For the purpose of alignment it was important to ensure that the gross structure of all the languages was as similar as possible. The translations were encoded taking the English digital version as as the norm, with errors of alignment guiding the harmonisation. The elements that have been harmonised can be seen in the table above, as they occur the same number of times in all the languages. In particular, each of the ``1984''s has one <body>, which consists of three <div type=part n=1, 2, 3> and of one <div type=part n=appendix>. Each part, except the Appendix, is further subdivided into a number of <div type=chapter n=1, 2, ...>.
Prior to sentence alignment, the ``1984'' had to be sentence segmented. In inserting the <s> markup, the well known problem of crossing <q> and <s> hierarchies was avoided by not marking up (problematic) <q> elements: these are indicated by the original rendering. In the cases where <q> elements were already in place, and crossed with the <s> structure, the <q> elements were split and marked by type=MI (Machine Inserted).
The automatically inserted <s> elements were then hand validated via the process of alignment: where the S alignment between the English version and a translation was not one-to-one, there was a fair chance of it being not a difference in translation, but of a wrongly placed <s>. Such alignments were checked, and the <s> tags corrected where necessary.
The ider program, written by Greg Priest-Dorman, was used to automatically assign unique identifiers to the following structural elements in the ``1984'' corpus:
The values of the id attribute are strings composed of the initial letter O identifying the Orwell corpus, the two letter ISO 639 code identifying the language component of the corpus (en, bg cs, et, hu, ro, sl), followed by numbers separated by periods; these give the position of the tag in the SGML tree of the document, rooted at the BODY element. The following example illustrates the ID naming scheme:
<body lang="sl" id="Osl">
<div id="Osl.1" type=part n=1>
<div id="Osl.1.2" type=chapter n=1>
Bil je jasen, mrzel aprilski dan in ure so bile trinajst.
<quote id="Osl.1.2.17" rend="CN IT"><p id="Osl.220.127.116.11">
<date iso8601="1984-04-04">4. april 1984</date>
<quote id="Osl.1.8.18" rend="CN IT"><poem id="Osl.18.104.22.168">
<l id="Osl.22.214.171.124.1">Tam pod kostanjevim drevesom</l>

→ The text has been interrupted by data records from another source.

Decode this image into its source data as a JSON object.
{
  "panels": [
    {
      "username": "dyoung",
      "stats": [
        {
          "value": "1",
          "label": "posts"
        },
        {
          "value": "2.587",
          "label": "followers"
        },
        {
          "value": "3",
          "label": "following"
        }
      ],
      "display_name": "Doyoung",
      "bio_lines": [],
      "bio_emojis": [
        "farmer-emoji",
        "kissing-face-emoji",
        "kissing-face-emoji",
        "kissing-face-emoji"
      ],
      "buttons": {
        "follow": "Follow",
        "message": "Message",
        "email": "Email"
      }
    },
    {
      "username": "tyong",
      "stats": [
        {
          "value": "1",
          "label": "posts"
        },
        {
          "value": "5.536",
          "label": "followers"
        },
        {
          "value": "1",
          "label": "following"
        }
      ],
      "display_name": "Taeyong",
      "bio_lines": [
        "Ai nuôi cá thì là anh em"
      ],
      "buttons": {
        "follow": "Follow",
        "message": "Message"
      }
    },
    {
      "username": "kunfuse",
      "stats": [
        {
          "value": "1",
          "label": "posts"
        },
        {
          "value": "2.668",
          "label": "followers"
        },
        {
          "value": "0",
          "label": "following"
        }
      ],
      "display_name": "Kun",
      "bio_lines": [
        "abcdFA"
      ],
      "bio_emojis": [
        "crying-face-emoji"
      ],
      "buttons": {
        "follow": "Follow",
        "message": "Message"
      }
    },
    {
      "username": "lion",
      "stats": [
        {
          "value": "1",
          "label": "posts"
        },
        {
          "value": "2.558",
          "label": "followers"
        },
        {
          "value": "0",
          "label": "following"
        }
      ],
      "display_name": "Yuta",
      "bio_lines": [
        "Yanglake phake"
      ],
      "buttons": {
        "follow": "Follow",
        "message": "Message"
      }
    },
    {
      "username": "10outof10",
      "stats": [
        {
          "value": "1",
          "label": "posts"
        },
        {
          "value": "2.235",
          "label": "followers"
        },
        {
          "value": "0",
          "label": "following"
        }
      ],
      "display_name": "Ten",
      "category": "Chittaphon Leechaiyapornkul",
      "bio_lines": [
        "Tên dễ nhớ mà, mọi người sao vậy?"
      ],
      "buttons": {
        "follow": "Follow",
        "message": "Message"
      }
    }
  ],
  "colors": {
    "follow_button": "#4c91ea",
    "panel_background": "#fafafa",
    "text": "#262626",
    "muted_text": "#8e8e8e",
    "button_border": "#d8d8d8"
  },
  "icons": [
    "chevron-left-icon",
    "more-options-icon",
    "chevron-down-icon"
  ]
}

<l id="Osl.126.96.36.199.2">izdala si me,</l>
<l id="Osl.188.8.131.52.3">izdal sem te,</l>
<l id="Osl.184.108.40.206.4">ne da bi trenila z očesom.</l>
For the corpus components, HTML translations of <cesDoc> headers and samples of the texts are also available. These were obtained with custom-written CES 2 HTML translation maps, using the Fred software package (see http://www.oclc.org/fred/ ). The mapping does not preserve information explicitly, but 'renders' it. For example, <name> is represented as <b> and <respType> as '(...)'.